Global Daily – US growth is probably peaking

by: Bill Diviney , Arjen van Dijkhuizen

US Macro: Consumption to stay solid, but GDP growth is peaking – September headline retail sales printed below expectations at 0.1% mom (consensus: 0.6%), although the core ‘control group’ – which is a better indicator for GDP growth – was notably stronger, at 0.5% mom. The weakness in the headline was driven by a fall in restaurant sales, likely due to disruption in North & South Carolina following Hurricane Florence. With the September data, we now have a more complete picture of personal consumption expenditure (PCE) in Q3. Core nominal retail sales grew 4.7% annualised in Q3, which suggests PCE grew c.3.0% – in line with what we had forecast for the quarter. While this is down on the 3.8% PCE growth in Q2, it is still well above potential, reflecting elevated consumer confidence, continued rises in employment, and gradually firming wage growth. Looking ahead, consumption is likely to cool further to something resembling potential (c.2%). Thereafter, we expect a slowdown in investment growth, with higher government spending picking up some of the slack in GDP growth in 2019. Overall, we expect growth momentum to remain strong for the remainder of the year, but it is currently peaking – if it has not done so already – and will slow considerably into 2019, dropping below potential by the end of the year.
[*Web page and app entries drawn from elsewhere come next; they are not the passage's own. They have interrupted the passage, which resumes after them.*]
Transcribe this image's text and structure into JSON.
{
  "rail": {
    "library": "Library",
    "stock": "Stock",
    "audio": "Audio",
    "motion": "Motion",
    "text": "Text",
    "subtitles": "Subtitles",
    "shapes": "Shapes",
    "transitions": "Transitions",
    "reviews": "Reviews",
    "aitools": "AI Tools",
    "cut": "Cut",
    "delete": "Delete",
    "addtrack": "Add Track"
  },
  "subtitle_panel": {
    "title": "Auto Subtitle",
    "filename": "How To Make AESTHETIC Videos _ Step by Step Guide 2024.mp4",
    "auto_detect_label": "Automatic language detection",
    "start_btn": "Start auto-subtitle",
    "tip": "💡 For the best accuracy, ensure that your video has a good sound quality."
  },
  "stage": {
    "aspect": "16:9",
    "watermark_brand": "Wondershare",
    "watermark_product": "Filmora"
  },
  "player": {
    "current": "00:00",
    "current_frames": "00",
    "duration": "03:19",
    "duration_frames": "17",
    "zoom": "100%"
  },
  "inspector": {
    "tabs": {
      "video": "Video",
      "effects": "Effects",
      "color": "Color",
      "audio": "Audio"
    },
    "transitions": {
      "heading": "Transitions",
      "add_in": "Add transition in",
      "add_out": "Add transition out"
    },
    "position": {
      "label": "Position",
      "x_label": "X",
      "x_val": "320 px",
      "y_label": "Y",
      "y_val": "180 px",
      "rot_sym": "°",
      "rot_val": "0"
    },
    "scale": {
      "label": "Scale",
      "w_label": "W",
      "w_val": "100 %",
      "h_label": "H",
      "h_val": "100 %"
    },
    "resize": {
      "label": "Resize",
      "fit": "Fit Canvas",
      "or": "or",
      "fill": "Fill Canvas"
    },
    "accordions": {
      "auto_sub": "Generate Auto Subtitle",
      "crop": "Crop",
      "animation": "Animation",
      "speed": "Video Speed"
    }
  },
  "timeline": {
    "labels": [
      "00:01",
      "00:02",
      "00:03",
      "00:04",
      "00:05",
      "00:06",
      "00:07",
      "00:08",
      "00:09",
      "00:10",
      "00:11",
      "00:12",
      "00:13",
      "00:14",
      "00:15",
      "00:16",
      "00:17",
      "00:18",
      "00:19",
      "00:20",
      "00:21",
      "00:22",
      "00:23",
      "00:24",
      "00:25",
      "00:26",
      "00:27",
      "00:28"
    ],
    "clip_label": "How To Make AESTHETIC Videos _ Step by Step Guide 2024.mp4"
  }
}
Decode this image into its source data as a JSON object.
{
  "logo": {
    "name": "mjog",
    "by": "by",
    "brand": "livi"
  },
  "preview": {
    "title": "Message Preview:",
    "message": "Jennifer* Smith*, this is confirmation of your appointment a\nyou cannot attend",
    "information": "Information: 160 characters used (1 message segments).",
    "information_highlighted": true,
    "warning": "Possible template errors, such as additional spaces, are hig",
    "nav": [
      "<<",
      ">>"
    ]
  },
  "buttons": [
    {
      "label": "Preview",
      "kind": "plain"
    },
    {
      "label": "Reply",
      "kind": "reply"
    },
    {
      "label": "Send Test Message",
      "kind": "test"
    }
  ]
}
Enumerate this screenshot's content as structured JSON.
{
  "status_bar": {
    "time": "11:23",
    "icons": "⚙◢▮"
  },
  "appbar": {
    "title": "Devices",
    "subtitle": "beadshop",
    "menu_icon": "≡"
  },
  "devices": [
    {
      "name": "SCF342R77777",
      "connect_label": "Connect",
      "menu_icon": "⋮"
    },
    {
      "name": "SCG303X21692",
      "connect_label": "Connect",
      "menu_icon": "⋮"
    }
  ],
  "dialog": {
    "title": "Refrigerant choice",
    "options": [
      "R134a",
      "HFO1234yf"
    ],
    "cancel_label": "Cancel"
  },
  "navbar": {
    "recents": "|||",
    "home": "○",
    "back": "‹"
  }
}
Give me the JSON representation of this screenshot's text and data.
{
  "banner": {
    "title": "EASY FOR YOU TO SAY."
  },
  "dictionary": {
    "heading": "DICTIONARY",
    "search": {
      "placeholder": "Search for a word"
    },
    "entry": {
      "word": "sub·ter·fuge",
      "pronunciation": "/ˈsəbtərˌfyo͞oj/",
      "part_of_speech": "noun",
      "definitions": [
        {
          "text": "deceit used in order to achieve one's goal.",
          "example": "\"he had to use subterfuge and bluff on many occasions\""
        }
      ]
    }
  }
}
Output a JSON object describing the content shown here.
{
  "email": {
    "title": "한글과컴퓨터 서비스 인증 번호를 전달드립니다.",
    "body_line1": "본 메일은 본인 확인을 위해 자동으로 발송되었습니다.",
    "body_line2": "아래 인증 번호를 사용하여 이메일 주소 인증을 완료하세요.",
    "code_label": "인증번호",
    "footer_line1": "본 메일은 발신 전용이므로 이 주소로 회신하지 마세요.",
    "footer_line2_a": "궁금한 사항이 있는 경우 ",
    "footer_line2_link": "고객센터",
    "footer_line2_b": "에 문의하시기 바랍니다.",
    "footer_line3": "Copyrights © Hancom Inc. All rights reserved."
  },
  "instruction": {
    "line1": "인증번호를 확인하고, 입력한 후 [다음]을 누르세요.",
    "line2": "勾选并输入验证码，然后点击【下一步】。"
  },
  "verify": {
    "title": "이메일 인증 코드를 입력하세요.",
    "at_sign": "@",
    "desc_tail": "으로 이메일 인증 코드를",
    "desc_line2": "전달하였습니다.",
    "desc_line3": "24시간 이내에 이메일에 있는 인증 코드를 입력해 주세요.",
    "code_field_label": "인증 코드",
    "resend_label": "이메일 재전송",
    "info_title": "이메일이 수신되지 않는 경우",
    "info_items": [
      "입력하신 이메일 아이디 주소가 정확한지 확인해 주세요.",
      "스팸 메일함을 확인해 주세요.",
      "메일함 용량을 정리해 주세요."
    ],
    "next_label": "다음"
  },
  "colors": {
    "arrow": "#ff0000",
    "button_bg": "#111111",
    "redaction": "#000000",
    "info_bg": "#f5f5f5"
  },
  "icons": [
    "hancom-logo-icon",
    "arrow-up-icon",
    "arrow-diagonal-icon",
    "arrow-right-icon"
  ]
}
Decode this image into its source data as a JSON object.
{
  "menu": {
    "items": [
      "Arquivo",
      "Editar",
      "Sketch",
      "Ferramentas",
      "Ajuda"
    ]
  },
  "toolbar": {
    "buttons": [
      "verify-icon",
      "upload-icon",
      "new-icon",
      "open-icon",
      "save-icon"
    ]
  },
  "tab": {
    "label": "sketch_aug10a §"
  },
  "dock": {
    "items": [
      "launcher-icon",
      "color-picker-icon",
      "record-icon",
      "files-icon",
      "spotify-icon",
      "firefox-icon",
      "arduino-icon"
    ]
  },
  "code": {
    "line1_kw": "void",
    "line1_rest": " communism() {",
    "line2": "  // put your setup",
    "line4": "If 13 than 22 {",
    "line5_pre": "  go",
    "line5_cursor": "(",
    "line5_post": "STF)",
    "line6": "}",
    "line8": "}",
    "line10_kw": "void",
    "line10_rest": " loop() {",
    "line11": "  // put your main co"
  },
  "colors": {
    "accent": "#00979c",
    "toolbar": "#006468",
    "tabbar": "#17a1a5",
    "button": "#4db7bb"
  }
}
Our annual growth forecasts remain at 3.0% for 2018, and 2.7% for 2019. (Bill Diviney)

Asia Macro: Weathering the storm – Emerging Asia is also feeling the heat from escalating US-China tensions and from rising rates in advanced economies. Portfolio inflows have fallen, financial market pressures have intensified and regional financial conditions have tightened. Despite this general contagion, differentiation based on country-specific fundamentals still do play an important role. That explains why countries with external deficits (India, Indonesia, Philippines) have been faced with the strongest currency pressures, although much less than hard hit EMs such as Turkey and Argentina. However, if we look at stock market performance, even the more creditworthy countries have underperformed due to the US-China conflict. Meanwhile, regional growth was strong in the first half of this year, accelerating to a two-year high of 6.4% yoy, as India’s acceleration offset the resumption of China’s gradual slowdown. Still, recent indicators signal that regional growth momentum is weakening. Our regional manufacturing PMI fell significantly in the course of this year, partly driven by a deteriorating export outlook on the back of US-China tensions, a gradual slowdown in world trade and a tightening of financial conditions partly related to policy rate hikes in several countries aimed at mitigating currency weakness. Putting all pieces together, we think that regional growth peaked in the first half of 2018 and will slow into 2019. That said, we only expect a moderate slowdown, partly because Indian growth is expected to remain solid while China is adding fiscal stimulus and is tweaking its financial deleveraging campaign to offset drags from previous targeted tightening and trade tensions. For more background, see the ABN AMRO Asia Watch – Weathering the storm, published earlier today. (Arjen van Dijkhuizen)